The Attention Factor:
Dogs are motivated by attention. They live for it, love it, and will do anything to keep the spotlight focused on them. Does this remind you of a three-year-old? Well, add to this similarity the fact that they don’t care whether the attention is negative or positive.
Power of Positive Attention:
When I ask my clients what they do when they catch their dog resting or chewing a bone quietly, most say, “Nothing. It’s a moment of peace.” I appreciate such honesty; however, that’s when they ought to be showering their dog with attention. Not wild, twist-and-shout, hoot-and-holler attention, just calm, soothing, loving attention that makes them smile inside. Soft whispering praise is best mixed with a massage-like pat. Remember my mantra?
Your dog will repeat whatever you pay attention to.
So you decide. What would you rather have? A dog that stays by your side with a chew bone or a frantic sock stealer that races around the house like a maniac? If you like the sock stealer, stop reading. But if the bone-chewer image appeals to you, stick with me—we’re going places!
The Irony of Negative:
I want to give you something to chew now to whet your appetite! Picture a very excited jumping dog. You’re trying to read the paper calmly, but he wants your attention. What if you tried to correct the dog by pushing him down and screaming “Off!”? In all likelihood, the dog will jump again. Do you know why? Because you just gave him attention. Attention in a dog’s mind includes anything from dramatic body contact to a simple glance. Yes, even looking at your dog will reinforce his behavior.
Does this blow your mind? Though it may sound far-fetched at first, it’s actually pretty elementary. Dogs think of us as other dogs.

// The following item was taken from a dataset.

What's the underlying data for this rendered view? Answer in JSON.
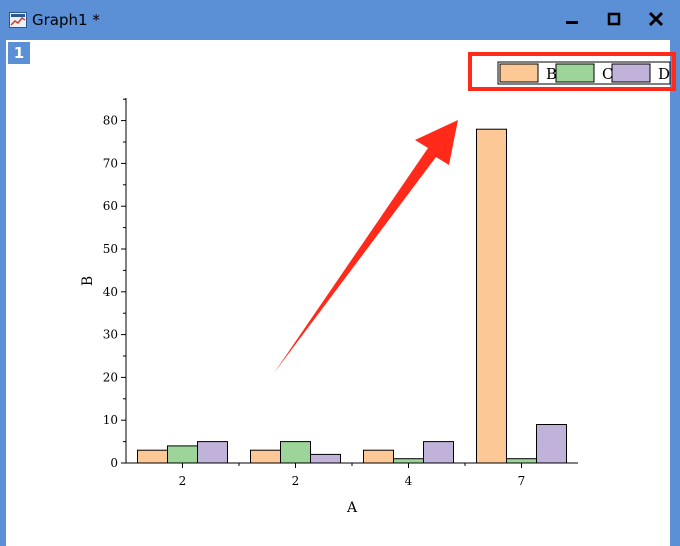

If they get excited and then we get excited, we’re following their lead. The fact that you might be upset with their behavior just doesn’t register. Being upset is a human emotion.
Excitement and body contact is a dog thing. Even if you push your dog so hard that he stops and slinks away, the only thing you’ve accomplished is scaring your dog. And who wants to train a dog through fear? Trust me, there’s a better way.
Let me give you another example. What happens if a dog grabs a sock and everyone in the household stops to chase him. Dog party? You bet. Because the puppy views everybody as a dog, he’s thinking, “What fun!” as he’s diving behind the couch and under the table. Chasing doesn’t come across as discipline; it comes across as prize envy—” Whatever I have must be really good because everyone wants it!”
Now you’re wondering how to resolve these problems. We’ll get there, I promise, but for now, keep in mind that out-of-control negative attention reinforces the very behavior you’re trying to change. I know it’s frustrating. But read on and be patient.